▸ Exercise objective
Leaving nothing out, print each line of the material exactly.

▸ Exercise data
[Start of section]

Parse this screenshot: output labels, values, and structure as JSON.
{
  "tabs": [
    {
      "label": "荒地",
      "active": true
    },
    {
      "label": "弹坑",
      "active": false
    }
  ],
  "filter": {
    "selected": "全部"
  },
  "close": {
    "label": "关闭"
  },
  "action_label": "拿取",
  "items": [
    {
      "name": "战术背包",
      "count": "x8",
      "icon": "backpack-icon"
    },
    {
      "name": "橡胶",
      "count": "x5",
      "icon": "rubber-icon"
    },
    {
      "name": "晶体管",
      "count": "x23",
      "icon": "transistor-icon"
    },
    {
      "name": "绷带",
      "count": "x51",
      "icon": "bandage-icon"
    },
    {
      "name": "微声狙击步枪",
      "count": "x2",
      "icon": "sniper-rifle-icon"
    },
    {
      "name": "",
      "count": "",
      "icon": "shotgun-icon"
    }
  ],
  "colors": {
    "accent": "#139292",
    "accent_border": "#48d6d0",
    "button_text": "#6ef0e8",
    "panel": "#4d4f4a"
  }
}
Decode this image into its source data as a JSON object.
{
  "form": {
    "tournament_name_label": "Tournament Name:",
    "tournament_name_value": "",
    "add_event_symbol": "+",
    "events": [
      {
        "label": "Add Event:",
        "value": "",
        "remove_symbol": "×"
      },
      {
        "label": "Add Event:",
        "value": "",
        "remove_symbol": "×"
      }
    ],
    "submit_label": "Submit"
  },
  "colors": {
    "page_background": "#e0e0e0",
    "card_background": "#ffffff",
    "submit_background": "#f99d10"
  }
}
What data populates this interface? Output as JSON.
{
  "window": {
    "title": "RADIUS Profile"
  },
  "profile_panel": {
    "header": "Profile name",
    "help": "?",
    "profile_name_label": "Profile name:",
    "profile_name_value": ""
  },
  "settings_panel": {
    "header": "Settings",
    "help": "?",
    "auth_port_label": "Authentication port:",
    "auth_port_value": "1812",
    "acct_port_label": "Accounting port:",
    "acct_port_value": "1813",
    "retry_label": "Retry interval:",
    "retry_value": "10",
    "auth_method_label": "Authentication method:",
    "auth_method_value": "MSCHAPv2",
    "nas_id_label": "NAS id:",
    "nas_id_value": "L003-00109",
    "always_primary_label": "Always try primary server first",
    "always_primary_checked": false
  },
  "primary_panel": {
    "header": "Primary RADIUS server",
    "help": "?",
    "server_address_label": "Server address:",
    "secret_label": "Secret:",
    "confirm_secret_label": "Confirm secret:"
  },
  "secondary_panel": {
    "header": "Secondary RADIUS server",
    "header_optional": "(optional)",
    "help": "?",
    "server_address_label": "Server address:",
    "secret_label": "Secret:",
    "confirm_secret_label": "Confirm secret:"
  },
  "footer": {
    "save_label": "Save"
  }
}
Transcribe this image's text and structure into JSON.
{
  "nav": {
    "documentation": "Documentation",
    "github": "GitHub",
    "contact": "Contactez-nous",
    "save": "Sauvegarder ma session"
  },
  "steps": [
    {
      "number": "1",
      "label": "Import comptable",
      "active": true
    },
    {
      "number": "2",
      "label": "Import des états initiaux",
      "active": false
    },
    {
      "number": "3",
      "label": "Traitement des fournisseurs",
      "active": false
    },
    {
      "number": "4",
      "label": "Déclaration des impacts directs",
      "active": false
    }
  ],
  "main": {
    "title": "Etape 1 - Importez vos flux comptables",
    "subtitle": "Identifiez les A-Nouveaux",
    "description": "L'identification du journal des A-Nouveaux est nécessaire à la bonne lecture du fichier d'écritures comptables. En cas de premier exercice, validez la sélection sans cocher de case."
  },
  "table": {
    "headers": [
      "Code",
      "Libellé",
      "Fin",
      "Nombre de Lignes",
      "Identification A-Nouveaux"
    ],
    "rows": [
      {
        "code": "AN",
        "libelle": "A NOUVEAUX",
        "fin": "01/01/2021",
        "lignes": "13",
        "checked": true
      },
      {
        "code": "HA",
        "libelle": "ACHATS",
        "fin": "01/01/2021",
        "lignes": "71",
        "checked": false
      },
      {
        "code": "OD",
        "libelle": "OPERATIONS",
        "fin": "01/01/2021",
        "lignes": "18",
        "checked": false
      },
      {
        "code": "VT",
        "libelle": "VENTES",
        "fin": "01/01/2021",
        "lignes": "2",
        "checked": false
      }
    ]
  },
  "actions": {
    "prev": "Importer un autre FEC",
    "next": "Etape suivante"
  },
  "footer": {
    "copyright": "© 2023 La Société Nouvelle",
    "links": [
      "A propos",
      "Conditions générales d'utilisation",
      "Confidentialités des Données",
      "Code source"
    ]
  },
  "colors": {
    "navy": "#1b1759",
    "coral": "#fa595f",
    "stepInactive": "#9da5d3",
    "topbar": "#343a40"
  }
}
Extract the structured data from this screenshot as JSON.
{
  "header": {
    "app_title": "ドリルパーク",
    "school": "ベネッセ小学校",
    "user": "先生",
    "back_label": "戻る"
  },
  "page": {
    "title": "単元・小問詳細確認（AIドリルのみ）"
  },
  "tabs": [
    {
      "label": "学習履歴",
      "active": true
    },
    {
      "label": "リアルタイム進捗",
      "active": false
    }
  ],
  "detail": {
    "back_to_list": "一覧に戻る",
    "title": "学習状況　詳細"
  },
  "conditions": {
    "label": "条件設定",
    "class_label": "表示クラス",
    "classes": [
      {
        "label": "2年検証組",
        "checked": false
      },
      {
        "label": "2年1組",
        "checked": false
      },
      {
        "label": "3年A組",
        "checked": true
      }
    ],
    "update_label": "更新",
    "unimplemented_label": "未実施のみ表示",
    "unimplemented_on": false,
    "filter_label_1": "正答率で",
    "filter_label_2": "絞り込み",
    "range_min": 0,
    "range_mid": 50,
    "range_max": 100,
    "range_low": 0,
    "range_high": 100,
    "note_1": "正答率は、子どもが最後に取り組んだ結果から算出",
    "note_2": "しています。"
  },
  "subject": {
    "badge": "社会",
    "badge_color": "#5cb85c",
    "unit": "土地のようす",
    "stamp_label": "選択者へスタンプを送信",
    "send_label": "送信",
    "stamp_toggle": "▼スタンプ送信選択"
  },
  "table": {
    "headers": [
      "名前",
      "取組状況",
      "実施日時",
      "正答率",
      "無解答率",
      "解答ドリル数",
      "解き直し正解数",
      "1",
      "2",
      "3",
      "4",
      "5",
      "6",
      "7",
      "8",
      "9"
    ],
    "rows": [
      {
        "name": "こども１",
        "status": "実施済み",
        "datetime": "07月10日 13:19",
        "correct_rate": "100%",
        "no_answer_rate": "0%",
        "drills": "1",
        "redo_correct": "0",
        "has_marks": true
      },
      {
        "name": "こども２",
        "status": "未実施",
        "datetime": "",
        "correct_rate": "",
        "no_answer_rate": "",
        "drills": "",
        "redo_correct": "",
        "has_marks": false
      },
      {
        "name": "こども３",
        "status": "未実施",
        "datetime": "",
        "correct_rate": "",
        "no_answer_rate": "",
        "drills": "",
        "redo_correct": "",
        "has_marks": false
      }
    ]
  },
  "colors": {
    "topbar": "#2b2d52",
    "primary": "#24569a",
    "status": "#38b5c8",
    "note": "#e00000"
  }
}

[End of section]

▸ Task result
Parse this screenshot: output labels, values, and structure as JSON.
{
  "tabs": [
    {
      "label": "荒地",
      "active": true
    },
    {
      "label": "弹坑",
      "active": false
    }
  ],
  "filter": {
    "selected": "全部"
  },
  "close": {
    "label": "关闭"
  },
  "action_label": "拿取",
  "items": [
    {
      "name": "战术背包",
      "count": "x8",
      "icon": "backpack-icon"
    },
    {
      "name": "橡胶",
      "count": "x5",
      "icon": "rubber-icon"
    },
    {
      "name": "晶体管",
      "count": "x23",
      "icon": "transistor-icon"
    },
    {
      "name": "绷带",
      "count": "x51",
      "icon": "bandage-icon"
    },
    {
      "name": "微声狙击步枪",
      "count": "x2",
      "icon": "sniper-rifle-icon"
    },
    {
      "name": "",
      "count": "",
      "icon": "shotgun-icon"
    }
  ],
  "colors": {
    "accent": "#139292",
    "accent_border": "#48d6d0",
    "button_text": "#6ef0e8",
    "panel": "#4d4f4a"
  }
}
Decode this image into its source data as a JSON object.
{
  "form": {
    "tournament_name_label": "Tournament Name:",
    "tournament_name_value": "",
    "add_event_symbol": "+",
    "events": [
      {
        "label": "Add Event:",
        "value": "",
        "remove_symbol": "×"
      },
      {
        "label": "Add Event:",
        "value": "",
        "remove_symbol": "×"
      }
    ],
    "submit_label": "Submit"
  },
  "colors": {
    "page_background": "#e0e0e0",
    "card_background": "#ffffff",
    "submit_background": "#f99d10"
  }
}
What data populates this interface? Output as JSON.
{
  "window": {
    "title": "RADIUS Profile"
  },
  "profile_panel": {
    "header": "Profile name",
    "help": "?",
    "profile_name_label": "Profile name:",
    "profile_name_value": ""
  },
  "settings_panel": {
    "header": "Settings",
    "help": "?",
    "auth_port_label": "Authentication port:",
    "auth_port_value": "1812",
    "acct_port_label": "Accounting port:",
    "acct_port_value": "1813",
    "retry_label": "Retry interval:",
    "retry_value": "10",
    "auth_method_label": "Authentication method:",
    "auth_method_value": "MSCHAPv2",
    "nas_id_label": "NAS id:",
    "nas_id_value": "L003-00109",
    "always_primary_label": "Always try primary server first",
    "always_primary_checked": false
  },
  "primary_panel": {
    "header": "Primary RADIUS server",
    "help": "?",
    "server_address_label": "Server address:",
    "secret_label": "Secret:",
    "confirm_secret_label": "Confirm secret:"
  },
  "secondary_panel": {
    "header": "Secondary RADIUS server",
    "header_optional": "(optional)",
    "help": "?",
    "server_address_label": "Server address:",
    "secret_label": "Secret:",
    "confirm_secret_label": "Confirm secret:"
  },
  "footer": {
    "save_label": "Save"
  }
}
Transcribe this image's text and structure into JSON.
{
  "nav": {
    "documentation": "Documentation",
    "github": "GitHub",
    "contact": "Contactez-nous",
    "save": "Sauvegarder ma session"
  },
  "steps": [
    {
      "number": "1",
      "label": "Import comptable",
      "active": true
    },
    {
      "number": "2",
      "label": "Import des états initiaux",
      "active": false
    },
    {
      "number": "3",
      "label": "Traitement des fournisseurs",
      "active": false
    },
    {
      "number": "4",
      "label": "Déclaration des impacts directs",
      "active": false
    }
  ],
  "main": {
    "title": "Etape 1 - Importez vos flux comptables",
    "subtitle": "Identifiez les A-Nouveaux",
    "description": "L'identification du journal des A-Nouveaux est nécessaire à la bonne lecture du fichier d'écritures comptables. En cas de premier exercice, validez la sélection sans cocher de case."
  },
  "table": {
    "headers": [
      "Code",
      "Libellé",
      "Fin",
      "Nombre de Lignes",
      "Identification A-Nouveaux"
    ],
    "rows": [
      {
        "code": "AN",
        "libelle": "A NOUVEAUX",
        "fin": "01/01/2021",
        "lignes": "13",
        "checked": true
      },
      {
        "code": "HA",
        "libelle": "ACHATS",
        "fin": "01/01/2021",
        "lignes": "71",
        "checked": false
      },
      {
        "code": "OD",
        "libelle": "OPERATIONS",
        "fin": "01/01/2021",
        "lignes": "18",
        "checked": false
      },
      {
        "code": "VT",
        "libelle": "VENTES",
        "fin": "01/01/2021",
        "lignes": "2",
        "checked": false
      }
    ]
  },
  "actions": {
    "prev": "Importer un autre FEC",
    "next": "Etape suivante"
  },
  "footer": {
    "copyright": "© 2023 La Société Nouvelle",
    "links": [
      "A propos",
      "Conditions générales d'utilisation",
      "Confidentialités des Données",
      "Code source"
    ]
  },
  "colors": {
    "navy": "#1b1759",
    "coral": "#fa595f",
    "stepInactive": "#9da5d3",
    "topbar": "#343a40"
  }
}
Extract the structured data from this screenshot as JSON.
{
  "header": {
    "app_title": "ドリルパーク",
    "school": "ベネッセ小学校",
    "user": "先生",
    "back_label": "戻る"
  },
  "page": {
    "title": "単元・小問詳細確認（AIドリルのみ）"
  },
  "tabs": [
    {
      "label": "学習履歴",
      "active": true
    },
    {
      "label": "リアルタイム進捗",
      "active": false
    }
  ],
  "detail": {
    "back_to_list": "一覧に戻る",
    "title": "学習状況　詳細"
  },
  "conditions": {
    "label": "条件設定",
    "class_label": "表示クラス",
    "classes": [
      {
        "label": "2年検証組",
        "checked": false
      },
      {
        "label": "2年1組",
        "checked": false
      },
      {
        "label": "3年A組",
        "checked": true
      }
    ],
    "update_label": "更新",
    "unimplemented_label": "未実施のみ表示",
    "unimplemented_on": false,
    "filter_label_1": "正答率で",
    "filter_label_2": "絞り込み",
    "range_min": 0,
    "range_mid": 50,
    "range_max": 100,
    "range_low": 0,
    "range_high": 100,
    "note_1": "正答率は、子どもが最後に取り組んだ結果から算出",
    "note_2": "しています。"
  },
  "subject": {
    "badge": "社会",
    "badge_color": "#5cb85c",
    "unit": "土地のようす",
    "stamp_label": "選択者へスタンプを送信",
    "send_label": "送信",
    "stamp_toggle": "▼スタンプ送信選択"
  },
  "table": {
    "headers": [
      "名前",
      "取組状況",
      "実施日時",
      "正答率",
      "無解答率",
      "解答ドリル数",
      "解き直し正解数",
      "1",
      "2",
      "3",
      "4",
      "5",
      "6",
      "7",
      "8",
      "9"
    ],
    "rows": [
      {
        "name": "こども１",
        "status": "実施済み",
        "datetime": "07月10日 13:19",
        "correct_rate": "100%",
        "no_answer_rate": "0%",
        "drills": "1",
        "redo_correct": "0",
        "has_marks": true
      },
      {
        "name": "こども２",
        "status": "未実施",
        "datetime": "",
        "correct_rate": "",
        "no_answer_rate": "",
        "drills": "",
        "redo_correct": "",
        "has_marks": false
      },
      {
        "name": "こども３",
        "status": "未実施",
        "datetime": "",
        "correct_rate": "",
        "no_answer_rate": "",
        "drills": "",
        "redo_correct": "",
        "has_marks": false
      }
    ]
  },
  "colors": {
    "topbar": "#2b2d52",
    "primary": "#24569a",
    "status": "#38b5c8",
    "note": "#e00000"
  }
}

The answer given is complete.